  • The LME’s decisions were taken in accordance with its own rules which gave the LME discretion to cancel trades in the context of significant price moves. The rules also did not expressly require any consultation with LME members.
  • The LME was acting with a proper purpose and taking into account relevant considerations by acting to prevent multiple defaults of LME and LME Clear members due to large margin calls as a consequence of ‘disorderly’ market prices.
  • The decision makers at the LME were specialist decision-makers. In the absence of a clear cut definition of ‘orderly’, these decision-makers took a reasonable approach to defining and assessing the ‘orderliness’ of the market.
  • The Court was cautious about reviewing the decision of such a specialist and questioning whether the correct inquiries were made. 
  • The Court acknowledged that the position of those shorting the market was the cause of the rise in prices. However, the Court did not criticise the LME for not appreciating this at the time of the Cancellation because such a factor was not part of the LME’s decision-makers’ understanding of a factor which would be relevant to whether a market was ‘orderly’. 
  • LME Clear’s decisions in relation to the appropriate margin calls, which contributed to the Cancellation, were not irrational. LME Clear considered relevant alternatives regarding the appropriate margin calls to make and made an assessment within the scope of the discretion that LME Clear must be allowed. 
  • In respect of the claim for breach of peaceful enjoyment of their possessions, Elliott’s cancelled trades were not found to be “possessions” capable of protection. This was because Elliott’s trades (unlike Jane Street’s trades) were not fully cleared. Elliott instead had “Contingent Agreements to Trade” with their counterparties but no relevant contracts of sale with a clearing member. 
  • Jane Street’s trades were “possessions”. However, their rights had not been breached because Jane Street had consented to be subject to the LME’s trading rules and, consistent with the rest of the findings, the LME had exercised its powers under those rules lawfully. 

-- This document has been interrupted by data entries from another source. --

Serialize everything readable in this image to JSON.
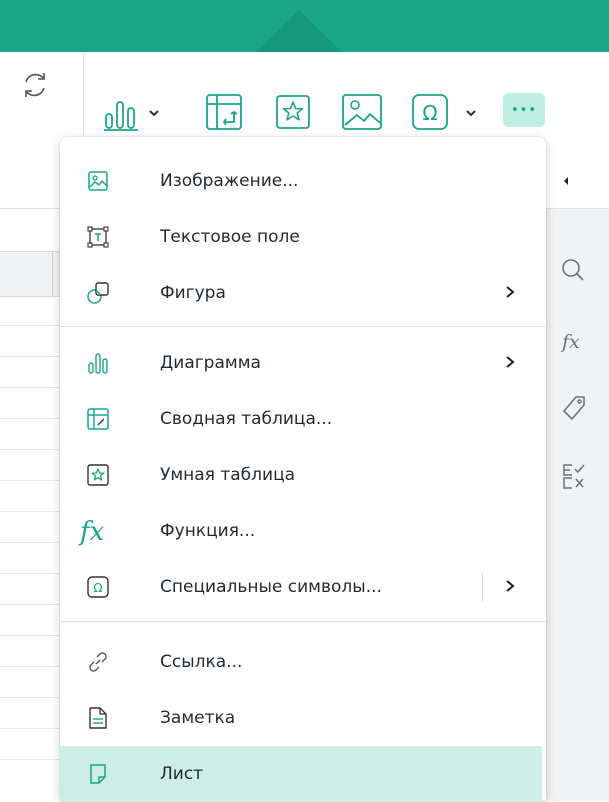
{
  "colors": {
    "accent": "#1aa68a",
    "active_bg": "#cdeee6",
    "more_bg": "#bfeee2"
  },
  "toolbar": {
    "refresh_icon": "refresh-icon",
    "chart_icon": "bar-chart-icon",
    "pivot_icon": "pivot-table-icon",
    "smart_table_icon": "star-table-icon",
    "image_icon": "image-icon",
    "symbol_icon": "omega-icon",
    "more_label": "•••"
  },
  "menu": {
    "items": [
      {
        "label": "Изображение...",
        "icon": "image-icon"
      },
      {
        "label": "Текстовое поле",
        "icon": "text-field-icon"
      },
      {
        "label": "Фигура",
        "icon": "shape-icon",
        "submenu": true
      },
      {
        "label": "Диаграмма",
        "icon": "bar-chart-icon",
        "submenu": true
      },
      {
        "label": "Сводная таблица...",
        "icon": "pivot-table-icon"
      },
      {
        "label": "Умная таблица",
        "icon": "star-table-icon"
      },
      {
        "label": "Функция...",
        "icon": "function-icon"
      },
      {
        "label": "Специальные символы...",
        "icon": "omega-icon",
        "submenu": true
      },
      {
        "label": "Ссылка...",
        "icon": "link-icon"
      },
      {
        "label": "Заметка",
        "icon": "note-icon"
      },
      {
        "label": "Лист",
        "icon": "sheet-icon",
        "active": true
      }
    ]
  },
  "right_panel": {
    "icons": [
      "chevron-up-icon",
      "search-icon",
      "fx-icon",
      "tag-icon",
      "checklist-icon"
    ]
  }
}
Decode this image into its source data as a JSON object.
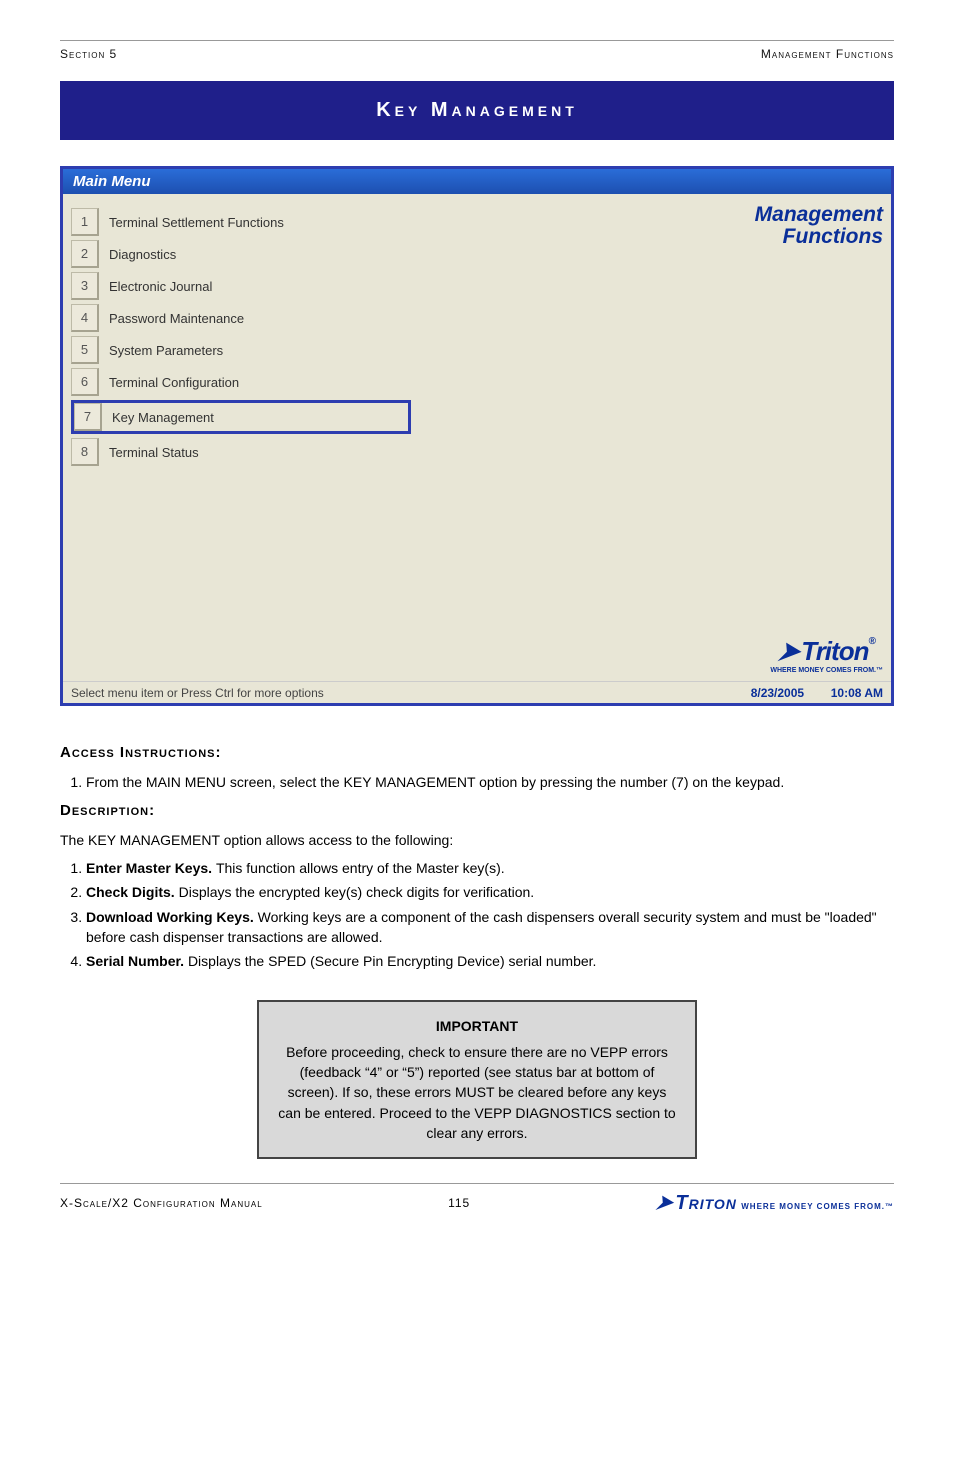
{
  "header": {
    "chapter": "Section 5",
    "title": "Management Functions"
  },
  "sectionBar": "Key Management",
  "screenshot": {
    "windowTitle": "Main Menu",
    "rightTitle1": "Management",
    "rightTitle2": "Functions",
    "menu": [
      {
        "key": "1",
        "label": "Terminal Settlement Functions",
        "highlight": false
      },
      {
        "key": "2",
        "label": "Diagnostics",
        "highlight": false
      },
      {
        "key": "3",
        "label": "Electronic Journal",
        "highlight": false
      },
      {
        "key": "4",
        "label": "Password Maintenance",
        "highlight": false
      },
      {
        "key": "5",
        "label": "System Parameters",
        "highlight": false
      },
      {
        "key": "6",
        "label": "Terminal Configuration",
        "highlight": false
      },
      {
        "key": "7",
        "label": "Key Management",
        "highlight": true
      },
      {
        "key": "8",
        "label": "Terminal Status",
        "highlight": false
      }
    ],
    "statusHelp": "Select menu item or Press Ctrl for more options",
    "statusDate": "8/23/2005",
    "statusTime": "10:08 AM",
    "logo": {
      "name": "Triton",
      "reg": "®",
      "tagline": "WHERE MONEY COMES FROM.™"
    }
  },
  "body": {
    "accessLabel": "Access Instructions:",
    "accessSteps": [
      "From the MAIN MENU screen, select the KEY MANAGEMENT option by pressing the number (7) on the keypad."
    ],
    "descLabel": "Description:",
    "descIntro": "The KEY MANAGEMENT option allows access to the following:",
    "descItems": [
      {
        "title": "Enter Master Keys.",
        "text": "This function allows entry of the Master key(s)."
      },
      {
        "title": "Check Digits.",
        "text": "Displays the encrypted key(s) check digits for verification."
      },
      {
        "title": "Download Working Keys.",
        "text": "Working keys are a component of the cash dispensers overall security system and must be \"loaded\" before cash dispenser transactions are allowed."
      },
      {
        "title": "Serial Number.",
        "text": "Displays the SPED (Secure Pin Encrypting Device) serial number."
      }
    ],
    "note": {
      "heading": "IMPORTANT",
      "text": "Before proceeding, check to ensure there are no VEPP errors (feedback “4” or “5”) reported (see status bar at bottom of screen). If so, these errors MUST be cleared before any keys can be entered. Proceed to the VEPP DIAGNOSTICS section to clear any errors."
    }
  },
  "footer": {
    "left": "X-Scale/X2 Configuration Manual",
    "page": "115",
    "logo": {
      "name": "Triton",
      "tagline": "WHERE MONEY COMES FROM.™"
    }
  }
}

The above findings were underpinned by key contextual features of the LME and the events of 8 March 2022. The Court noted that the LME is a specialist-decision maker in a complex and technical area and that on 8 March 2022 the LME was faced with price rises that required an urgent response. The Court also emphasised the fact that those transacting on the LME, including the claimants, had consented to be bound by the LME’s rules by virtue of choosing to transact a LME standard contract on the LME market rather than trading with a bespoke contract over the counter.

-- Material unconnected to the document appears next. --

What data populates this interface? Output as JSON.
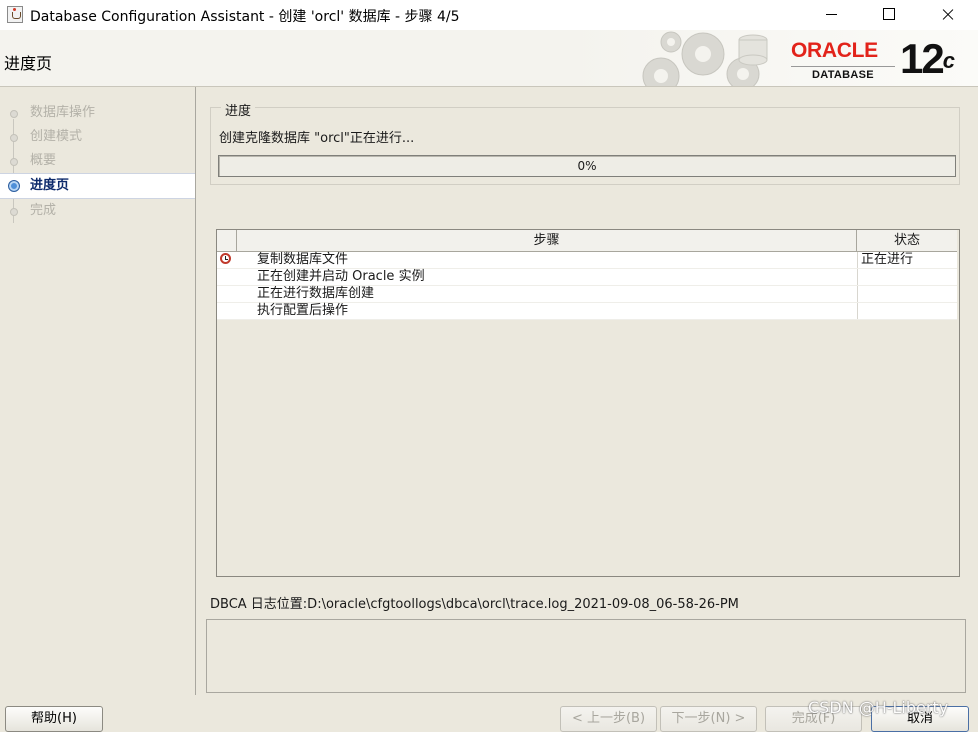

Key Takeaways

For those involved in trading on or operating regulated exchanges in times of uncertainty, there are key lessons to take away from this case. These include:

  1. There is no one clear definition of an ‘orderly’ market: There was no applicable legislative definition of ‘orderly’ nor a definition in the LME’s Rules that the LME had to follow. As such, in the Court’s view a number of reasonable approaches could be taken. The Court found that the LME’s approach was reasonable and in-line with established guidance from IOSCO.                                                        
  2. The rules governing an exchange are critical to how it can respond in a crisis: If the relevant rules give the exchange a wide scope for discretion the English courts are likely to consider that the exchange has a wide discretion to exercise its powers; particularly in complex, technical areas where urgent crises demand a swift response.  The fact that market participants have agreed to trade subject to the exchange’s rules is also evidence that they agreed to the exchange’s role as decision-maker. So, it is important for all parties trading on the exchange to be aware of the scope of the trading rules.                          
  3. Decision making processes are key: The Court focused on how the decisions made by the LME were reached, by whom and on what basis. For exchanges, it is important to have a process in place to respond to market disorder and, if possible, to record the reasoning and basis for decisions taken at the time. 

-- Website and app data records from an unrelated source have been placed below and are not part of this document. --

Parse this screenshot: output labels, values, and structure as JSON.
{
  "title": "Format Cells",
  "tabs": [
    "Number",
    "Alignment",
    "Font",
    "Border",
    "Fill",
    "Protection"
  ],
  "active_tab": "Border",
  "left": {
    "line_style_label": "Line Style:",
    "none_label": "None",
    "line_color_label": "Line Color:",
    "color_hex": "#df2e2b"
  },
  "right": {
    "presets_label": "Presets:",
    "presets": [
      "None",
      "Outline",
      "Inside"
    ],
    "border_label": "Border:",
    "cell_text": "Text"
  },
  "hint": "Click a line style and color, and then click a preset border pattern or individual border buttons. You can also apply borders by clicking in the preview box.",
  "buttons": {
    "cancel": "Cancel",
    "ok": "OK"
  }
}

disputes, financial institutions, investment, financial services, financial services litigation, investment trading and markets, markets and clearing